(Collected data)
-- Opening Marker --
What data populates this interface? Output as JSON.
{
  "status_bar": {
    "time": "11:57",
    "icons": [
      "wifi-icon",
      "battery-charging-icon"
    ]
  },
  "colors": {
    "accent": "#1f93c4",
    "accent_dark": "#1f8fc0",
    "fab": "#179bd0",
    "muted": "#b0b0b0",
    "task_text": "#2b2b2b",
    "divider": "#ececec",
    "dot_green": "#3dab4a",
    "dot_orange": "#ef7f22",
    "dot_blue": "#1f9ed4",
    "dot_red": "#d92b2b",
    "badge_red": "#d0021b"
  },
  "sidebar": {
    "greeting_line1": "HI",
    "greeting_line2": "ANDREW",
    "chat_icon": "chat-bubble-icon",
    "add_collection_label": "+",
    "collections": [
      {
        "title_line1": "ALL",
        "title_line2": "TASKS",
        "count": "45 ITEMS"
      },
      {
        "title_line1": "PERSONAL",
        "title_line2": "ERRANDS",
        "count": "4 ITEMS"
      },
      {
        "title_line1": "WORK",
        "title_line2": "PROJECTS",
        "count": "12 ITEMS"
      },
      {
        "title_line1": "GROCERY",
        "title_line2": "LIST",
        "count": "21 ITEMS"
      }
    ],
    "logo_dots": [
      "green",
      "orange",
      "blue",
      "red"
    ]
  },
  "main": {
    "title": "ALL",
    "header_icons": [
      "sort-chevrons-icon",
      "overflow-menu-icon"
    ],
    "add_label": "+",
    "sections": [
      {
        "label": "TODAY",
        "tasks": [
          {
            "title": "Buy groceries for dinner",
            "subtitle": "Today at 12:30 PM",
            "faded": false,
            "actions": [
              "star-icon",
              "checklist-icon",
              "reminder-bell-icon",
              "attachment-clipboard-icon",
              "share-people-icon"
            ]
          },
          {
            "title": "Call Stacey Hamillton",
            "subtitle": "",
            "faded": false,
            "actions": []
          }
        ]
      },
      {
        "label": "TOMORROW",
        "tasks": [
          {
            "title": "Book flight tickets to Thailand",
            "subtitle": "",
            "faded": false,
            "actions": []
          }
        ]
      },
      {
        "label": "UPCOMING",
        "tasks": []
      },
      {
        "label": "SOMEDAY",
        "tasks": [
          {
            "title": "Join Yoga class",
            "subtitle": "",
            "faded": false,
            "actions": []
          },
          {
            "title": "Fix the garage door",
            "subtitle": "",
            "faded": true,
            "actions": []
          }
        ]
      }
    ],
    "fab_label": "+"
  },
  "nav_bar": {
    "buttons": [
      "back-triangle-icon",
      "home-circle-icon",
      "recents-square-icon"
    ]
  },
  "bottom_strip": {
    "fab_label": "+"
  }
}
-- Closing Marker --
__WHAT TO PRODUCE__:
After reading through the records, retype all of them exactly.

__REPLY TO THE EXERCISE__:
What data populates this interface? Output as JSON.
{
  "status_bar": {
    "time": "11:57",
    "icons": [
      "wifi-icon",
      "battery-charging-icon"
    ]
  },
  "colors": {
    "accent": "#1f93c4",
    "accent_dark": "#1f8fc0",
    "fab": "#179bd0",
    "muted": "#b0b0b0",
    "task_text": "#2b2b2b",
    "divider": "#ececec",
    "dot_green": "#3dab4a",
    "dot_orange": "#ef7f22",
    "dot_blue": "#1f9ed4",
    "dot_red": "#d92b2b",
    "badge_red": "#d0021b"
  },
  "sidebar": {
    "greeting_line1": "HI",
    "greeting_line2": "ANDREW",
    "chat_icon": "chat-bubble-icon",
    "add_collection_label": "+",
    "collections": [
      {
        "title_line1": "ALL",
        "title_line2": "TASKS",
        "count": "45 ITEMS"
      },
      {
        "title_line1": "PERSONAL",
        "title_line2": "ERRANDS",
        "count": "4 ITEMS"
      },
      {
        "title_line1": "WORK",
        "title_line2": "PROJECTS",
        "count": "12 ITEMS"
      },
      {
        "title_line1": "GROCERY",
        "title_line2": "LIST",
        "count": "21 ITEMS"
      }
    ],
    "logo_dots": [
      "green",
      "orange",
      "blue",
      "red"
    ]
  },
  "main": {
    "title": "ALL",
    "header_icons": [
      "sort-chevrons-icon",
      "overflow-menu-icon"
    ],
    "add_label": "+",
    "sections": [
      {
        "label": "TODAY",
        "tasks": [
          {
            "title": "Buy groceries for dinner",
            "subtitle": "Today at 12:30 PM",
            "faded": false,
            "actions": [
              "star-icon",
              "checklist-icon",
              "reminder-bell-icon",
              "attachment-clipboard-icon",
              "share-people-icon"
            ]
          },
          {
            "title": "Call Stacey Hamillton",
            "subtitle": "",
            "faded": false,
            "actions": []
          }
        ]
      },
      {
        "label": "TOMORROW",
        "tasks": [
          {
            "title": "Book flight tickets to Thailand",
            "subtitle": "",
            "faded": false,
            "actions": []
          }
        ]
      },
      {
        "label": "UPCOMING",
        "tasks": []
      },
      {
        "label": "SOMEDAY",
        "tasks": [
          {
            "title": "Join Yoga class",
            "subtitle": "",
            "faded": false,
            "actions": []
          },
          {
            "title": "Fix the garage door",
            "subtitle": "",
            "faded": true,
            "actions": []
          }
        ]
      }
    ],
    "fab_label": "+"
  },
  "nav_bar": {
    "buttons": [
      "back-triangle-icon",
      "home-circle-icon",
      "recents-square-icon"
    ]
  },
  "bottom_strip": {
    "fab_label": "+"
  }
}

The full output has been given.